The conversation continues with a new topic : a discussion of General Douglas
MacArthur. Eisenhower says that if a writer is going to do a book on the Philippines,
MacArthur "will do his best to get to see that manuscript. He will do his best to write it .
As a matter of fact, I know, his own chief of staff told me that MacArthur wrote
paragraph after paragraph of that Frazier Hunt book." Eisenhower tells Gunther that
MacArthur has "uncanny judgement" and "comes out a hero ." In response, Gunther says
that Mar-Arthur has been "smart" and Eisenhower responds "Huh. And then, and still
trying to keep it before the American public that the reason he hasn't been home is
because insistent daily duty would not allow him to do so and because he is sacrificing
that to the American people. Why, goddamn his soul!"
Eisenhower ends the conversation by recounting that "when he [MacArthur] went down
to the Philippines, you know what he did? He insisted on twenty-one guns. He said he
was ruler of a country-. We went down there when what's-his-name, the first president
after the war was inaugurated. He insisted on it again. Oh, they had a hell of a fight .
Then I think they finally compromised and he got nineteen.
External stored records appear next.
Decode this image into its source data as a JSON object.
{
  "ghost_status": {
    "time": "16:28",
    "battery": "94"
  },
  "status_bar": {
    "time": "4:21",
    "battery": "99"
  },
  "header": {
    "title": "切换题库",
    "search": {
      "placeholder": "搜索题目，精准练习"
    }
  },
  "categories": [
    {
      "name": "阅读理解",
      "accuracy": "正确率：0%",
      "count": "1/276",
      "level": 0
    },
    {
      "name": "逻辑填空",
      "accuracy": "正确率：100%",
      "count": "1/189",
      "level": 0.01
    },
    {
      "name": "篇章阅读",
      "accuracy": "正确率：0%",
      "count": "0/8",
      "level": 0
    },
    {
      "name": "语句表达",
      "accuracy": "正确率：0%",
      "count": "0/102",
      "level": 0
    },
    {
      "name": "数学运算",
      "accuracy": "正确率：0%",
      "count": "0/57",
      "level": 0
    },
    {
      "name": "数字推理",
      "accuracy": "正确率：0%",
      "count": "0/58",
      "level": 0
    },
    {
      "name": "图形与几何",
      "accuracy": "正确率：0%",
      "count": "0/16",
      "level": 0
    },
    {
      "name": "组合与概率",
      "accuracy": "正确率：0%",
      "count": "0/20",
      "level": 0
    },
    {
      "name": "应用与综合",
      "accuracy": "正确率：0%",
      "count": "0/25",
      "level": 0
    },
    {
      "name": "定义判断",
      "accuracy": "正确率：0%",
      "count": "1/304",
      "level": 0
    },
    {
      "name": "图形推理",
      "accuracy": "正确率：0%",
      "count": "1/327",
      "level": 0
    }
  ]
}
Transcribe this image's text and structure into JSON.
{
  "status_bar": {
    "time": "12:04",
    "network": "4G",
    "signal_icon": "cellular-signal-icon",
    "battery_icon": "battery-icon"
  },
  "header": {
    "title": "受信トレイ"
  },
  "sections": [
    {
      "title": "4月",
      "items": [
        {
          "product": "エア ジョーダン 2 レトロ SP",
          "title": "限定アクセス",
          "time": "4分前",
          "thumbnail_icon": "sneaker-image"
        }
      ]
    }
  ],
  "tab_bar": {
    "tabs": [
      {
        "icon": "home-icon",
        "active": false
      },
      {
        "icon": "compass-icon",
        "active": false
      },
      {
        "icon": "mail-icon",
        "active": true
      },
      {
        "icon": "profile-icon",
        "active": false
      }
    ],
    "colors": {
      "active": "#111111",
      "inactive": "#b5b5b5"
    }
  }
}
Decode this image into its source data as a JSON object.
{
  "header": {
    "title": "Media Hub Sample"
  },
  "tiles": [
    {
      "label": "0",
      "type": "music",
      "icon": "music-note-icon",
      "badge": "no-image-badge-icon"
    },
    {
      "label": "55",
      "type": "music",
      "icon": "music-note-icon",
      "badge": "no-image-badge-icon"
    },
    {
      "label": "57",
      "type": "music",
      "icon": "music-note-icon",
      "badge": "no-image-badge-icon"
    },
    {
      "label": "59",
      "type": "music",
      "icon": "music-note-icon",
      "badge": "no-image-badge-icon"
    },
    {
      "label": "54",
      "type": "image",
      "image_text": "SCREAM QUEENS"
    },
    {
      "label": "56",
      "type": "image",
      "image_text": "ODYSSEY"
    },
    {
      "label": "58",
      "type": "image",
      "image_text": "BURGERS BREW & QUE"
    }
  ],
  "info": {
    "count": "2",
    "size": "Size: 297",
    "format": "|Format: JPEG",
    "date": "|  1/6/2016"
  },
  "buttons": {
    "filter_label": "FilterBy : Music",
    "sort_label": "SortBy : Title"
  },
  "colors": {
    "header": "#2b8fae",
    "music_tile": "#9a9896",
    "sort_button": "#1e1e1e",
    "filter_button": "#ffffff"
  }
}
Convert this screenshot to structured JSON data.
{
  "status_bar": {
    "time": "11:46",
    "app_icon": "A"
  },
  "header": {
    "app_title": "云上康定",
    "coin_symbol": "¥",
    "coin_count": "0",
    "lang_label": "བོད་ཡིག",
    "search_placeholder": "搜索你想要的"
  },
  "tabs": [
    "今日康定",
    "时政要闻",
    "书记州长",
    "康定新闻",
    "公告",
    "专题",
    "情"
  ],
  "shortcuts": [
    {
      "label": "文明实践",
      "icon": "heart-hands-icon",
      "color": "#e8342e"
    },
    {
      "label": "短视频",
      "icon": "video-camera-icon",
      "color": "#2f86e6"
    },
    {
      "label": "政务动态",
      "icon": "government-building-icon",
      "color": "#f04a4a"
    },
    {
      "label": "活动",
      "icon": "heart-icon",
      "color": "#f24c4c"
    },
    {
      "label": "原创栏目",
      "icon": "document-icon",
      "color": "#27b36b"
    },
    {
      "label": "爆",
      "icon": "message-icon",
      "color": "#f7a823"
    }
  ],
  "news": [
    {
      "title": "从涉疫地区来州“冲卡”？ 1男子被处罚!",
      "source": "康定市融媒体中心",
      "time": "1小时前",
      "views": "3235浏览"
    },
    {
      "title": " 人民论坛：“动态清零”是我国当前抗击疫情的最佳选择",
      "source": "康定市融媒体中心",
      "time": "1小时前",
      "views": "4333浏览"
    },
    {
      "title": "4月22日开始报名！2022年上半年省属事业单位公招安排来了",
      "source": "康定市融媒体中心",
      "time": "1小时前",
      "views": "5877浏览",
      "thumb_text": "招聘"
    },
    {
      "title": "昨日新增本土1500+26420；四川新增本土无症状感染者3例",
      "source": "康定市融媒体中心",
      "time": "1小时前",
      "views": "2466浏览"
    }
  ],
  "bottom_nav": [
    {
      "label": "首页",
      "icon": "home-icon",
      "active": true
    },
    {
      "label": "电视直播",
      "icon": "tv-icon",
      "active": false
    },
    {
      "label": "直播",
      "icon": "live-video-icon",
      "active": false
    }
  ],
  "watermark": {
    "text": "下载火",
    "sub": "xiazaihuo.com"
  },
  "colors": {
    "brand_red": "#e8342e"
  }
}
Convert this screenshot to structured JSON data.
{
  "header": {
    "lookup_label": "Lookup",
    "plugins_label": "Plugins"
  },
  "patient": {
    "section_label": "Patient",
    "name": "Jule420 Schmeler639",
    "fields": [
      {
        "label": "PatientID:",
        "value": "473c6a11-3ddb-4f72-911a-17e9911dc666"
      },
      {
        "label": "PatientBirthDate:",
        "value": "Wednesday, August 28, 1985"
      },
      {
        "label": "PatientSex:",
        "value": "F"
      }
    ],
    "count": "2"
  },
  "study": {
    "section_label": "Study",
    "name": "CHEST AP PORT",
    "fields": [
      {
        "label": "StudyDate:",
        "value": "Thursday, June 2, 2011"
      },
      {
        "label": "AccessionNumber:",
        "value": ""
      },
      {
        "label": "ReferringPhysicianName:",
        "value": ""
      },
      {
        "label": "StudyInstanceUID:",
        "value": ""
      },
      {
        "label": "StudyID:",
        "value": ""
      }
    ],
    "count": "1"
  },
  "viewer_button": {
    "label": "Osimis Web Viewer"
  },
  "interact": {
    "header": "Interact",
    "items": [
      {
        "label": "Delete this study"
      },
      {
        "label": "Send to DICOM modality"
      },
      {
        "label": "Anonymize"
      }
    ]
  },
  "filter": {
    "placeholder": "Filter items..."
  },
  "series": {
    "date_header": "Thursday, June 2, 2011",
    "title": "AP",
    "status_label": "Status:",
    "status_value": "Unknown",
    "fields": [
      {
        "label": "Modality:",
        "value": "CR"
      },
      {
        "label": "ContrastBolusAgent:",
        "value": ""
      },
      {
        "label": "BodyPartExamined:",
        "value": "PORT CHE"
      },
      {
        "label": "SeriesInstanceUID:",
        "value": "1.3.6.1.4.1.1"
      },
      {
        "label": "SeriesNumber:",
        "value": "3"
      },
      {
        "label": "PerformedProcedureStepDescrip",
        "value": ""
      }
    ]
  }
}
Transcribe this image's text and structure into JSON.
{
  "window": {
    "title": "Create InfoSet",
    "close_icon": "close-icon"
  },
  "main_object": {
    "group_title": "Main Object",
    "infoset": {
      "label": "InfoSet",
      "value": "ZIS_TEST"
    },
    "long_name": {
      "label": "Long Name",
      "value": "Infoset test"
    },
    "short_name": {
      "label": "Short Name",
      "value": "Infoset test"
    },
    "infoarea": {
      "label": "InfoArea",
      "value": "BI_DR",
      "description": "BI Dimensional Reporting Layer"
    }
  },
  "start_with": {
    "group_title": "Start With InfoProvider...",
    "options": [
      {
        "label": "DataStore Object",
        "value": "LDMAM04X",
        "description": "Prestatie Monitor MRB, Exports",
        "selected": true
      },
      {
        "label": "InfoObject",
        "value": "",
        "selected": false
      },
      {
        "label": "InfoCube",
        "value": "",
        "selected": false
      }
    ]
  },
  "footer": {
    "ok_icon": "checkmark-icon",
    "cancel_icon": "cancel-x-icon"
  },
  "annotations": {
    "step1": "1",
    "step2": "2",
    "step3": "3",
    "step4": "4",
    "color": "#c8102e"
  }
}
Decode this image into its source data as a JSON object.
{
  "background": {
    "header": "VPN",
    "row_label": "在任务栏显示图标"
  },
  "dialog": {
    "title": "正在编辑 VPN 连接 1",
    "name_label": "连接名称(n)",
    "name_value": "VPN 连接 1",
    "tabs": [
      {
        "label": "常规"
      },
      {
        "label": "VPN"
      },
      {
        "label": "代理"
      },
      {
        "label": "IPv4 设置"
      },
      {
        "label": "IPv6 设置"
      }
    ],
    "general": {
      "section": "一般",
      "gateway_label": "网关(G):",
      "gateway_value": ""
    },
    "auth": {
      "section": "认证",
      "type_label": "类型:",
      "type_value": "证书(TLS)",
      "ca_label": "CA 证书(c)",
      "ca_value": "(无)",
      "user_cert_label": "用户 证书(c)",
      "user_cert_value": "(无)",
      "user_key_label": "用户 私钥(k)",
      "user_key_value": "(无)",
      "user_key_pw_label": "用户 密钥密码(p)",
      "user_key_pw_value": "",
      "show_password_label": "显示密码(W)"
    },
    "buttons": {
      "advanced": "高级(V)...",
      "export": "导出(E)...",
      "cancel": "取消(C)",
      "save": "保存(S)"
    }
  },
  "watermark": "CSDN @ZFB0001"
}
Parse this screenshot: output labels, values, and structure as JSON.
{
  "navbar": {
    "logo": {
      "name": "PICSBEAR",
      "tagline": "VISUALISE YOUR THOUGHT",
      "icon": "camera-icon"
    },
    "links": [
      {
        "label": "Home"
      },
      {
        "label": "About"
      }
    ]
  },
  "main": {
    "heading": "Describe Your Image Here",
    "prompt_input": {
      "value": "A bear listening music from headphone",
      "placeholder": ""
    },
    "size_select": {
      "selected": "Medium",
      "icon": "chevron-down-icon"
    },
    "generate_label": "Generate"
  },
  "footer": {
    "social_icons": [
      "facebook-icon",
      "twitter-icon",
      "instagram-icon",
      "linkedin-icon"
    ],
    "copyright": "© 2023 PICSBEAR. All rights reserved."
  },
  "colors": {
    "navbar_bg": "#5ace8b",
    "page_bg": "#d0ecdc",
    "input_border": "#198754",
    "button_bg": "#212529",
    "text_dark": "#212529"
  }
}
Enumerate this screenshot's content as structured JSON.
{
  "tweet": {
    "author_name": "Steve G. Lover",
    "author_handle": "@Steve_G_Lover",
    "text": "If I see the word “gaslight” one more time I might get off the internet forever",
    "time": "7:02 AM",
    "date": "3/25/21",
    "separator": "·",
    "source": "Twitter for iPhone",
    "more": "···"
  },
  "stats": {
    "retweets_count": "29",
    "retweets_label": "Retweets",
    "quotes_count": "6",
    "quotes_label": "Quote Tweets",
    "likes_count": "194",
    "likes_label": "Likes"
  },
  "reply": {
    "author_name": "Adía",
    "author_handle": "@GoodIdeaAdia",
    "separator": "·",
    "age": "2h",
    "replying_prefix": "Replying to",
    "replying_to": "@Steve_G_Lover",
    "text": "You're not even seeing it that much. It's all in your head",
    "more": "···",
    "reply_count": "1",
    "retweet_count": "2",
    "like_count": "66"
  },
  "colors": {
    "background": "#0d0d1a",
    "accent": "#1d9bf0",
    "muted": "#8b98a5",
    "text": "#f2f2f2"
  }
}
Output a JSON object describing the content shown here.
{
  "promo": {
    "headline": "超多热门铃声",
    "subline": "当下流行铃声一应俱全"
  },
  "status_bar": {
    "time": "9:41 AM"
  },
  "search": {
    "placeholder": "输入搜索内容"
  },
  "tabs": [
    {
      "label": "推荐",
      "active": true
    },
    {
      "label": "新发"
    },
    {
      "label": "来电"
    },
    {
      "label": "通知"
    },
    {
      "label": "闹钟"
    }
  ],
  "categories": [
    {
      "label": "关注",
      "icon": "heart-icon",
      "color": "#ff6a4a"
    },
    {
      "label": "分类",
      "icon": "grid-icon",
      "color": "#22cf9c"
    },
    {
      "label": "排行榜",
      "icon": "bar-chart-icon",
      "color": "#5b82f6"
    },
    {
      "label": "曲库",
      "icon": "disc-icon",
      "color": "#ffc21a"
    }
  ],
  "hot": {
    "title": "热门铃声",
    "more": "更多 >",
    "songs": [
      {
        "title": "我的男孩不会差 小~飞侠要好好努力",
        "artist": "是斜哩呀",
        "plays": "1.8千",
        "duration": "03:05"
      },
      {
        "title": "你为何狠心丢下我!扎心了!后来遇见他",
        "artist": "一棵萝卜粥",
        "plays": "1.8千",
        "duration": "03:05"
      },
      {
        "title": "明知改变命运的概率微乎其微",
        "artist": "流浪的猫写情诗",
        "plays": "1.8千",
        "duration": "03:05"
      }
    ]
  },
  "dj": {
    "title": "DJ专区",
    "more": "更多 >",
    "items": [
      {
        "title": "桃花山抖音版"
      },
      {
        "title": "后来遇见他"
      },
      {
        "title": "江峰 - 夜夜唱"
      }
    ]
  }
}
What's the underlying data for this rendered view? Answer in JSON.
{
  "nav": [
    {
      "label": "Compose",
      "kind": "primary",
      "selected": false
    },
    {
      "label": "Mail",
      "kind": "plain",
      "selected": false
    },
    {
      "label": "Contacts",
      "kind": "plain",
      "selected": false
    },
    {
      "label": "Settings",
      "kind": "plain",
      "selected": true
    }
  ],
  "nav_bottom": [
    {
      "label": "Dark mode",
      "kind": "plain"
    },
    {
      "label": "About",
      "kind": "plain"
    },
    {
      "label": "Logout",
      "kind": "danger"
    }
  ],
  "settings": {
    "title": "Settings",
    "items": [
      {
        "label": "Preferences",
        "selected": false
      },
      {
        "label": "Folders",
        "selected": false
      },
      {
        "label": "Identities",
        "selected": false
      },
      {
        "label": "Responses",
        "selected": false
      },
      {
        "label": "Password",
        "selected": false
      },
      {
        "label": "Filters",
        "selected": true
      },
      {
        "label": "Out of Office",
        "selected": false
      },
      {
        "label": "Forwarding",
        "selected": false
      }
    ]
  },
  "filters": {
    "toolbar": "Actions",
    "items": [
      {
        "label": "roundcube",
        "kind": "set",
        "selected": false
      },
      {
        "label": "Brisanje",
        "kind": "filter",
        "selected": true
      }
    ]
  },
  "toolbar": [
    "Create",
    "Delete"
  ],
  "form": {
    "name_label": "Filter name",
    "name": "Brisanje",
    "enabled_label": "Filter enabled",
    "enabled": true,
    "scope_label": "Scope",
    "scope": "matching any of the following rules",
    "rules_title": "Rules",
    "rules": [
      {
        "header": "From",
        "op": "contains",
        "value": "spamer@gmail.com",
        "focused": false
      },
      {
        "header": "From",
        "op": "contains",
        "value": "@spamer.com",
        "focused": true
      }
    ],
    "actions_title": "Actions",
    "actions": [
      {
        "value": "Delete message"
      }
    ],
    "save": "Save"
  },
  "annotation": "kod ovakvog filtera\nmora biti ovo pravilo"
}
I tell you what I'd do, go out
there and write a book. . ."
At this point the recording becomes difficult to understand ; it appears that Gunther has
moved toward the door.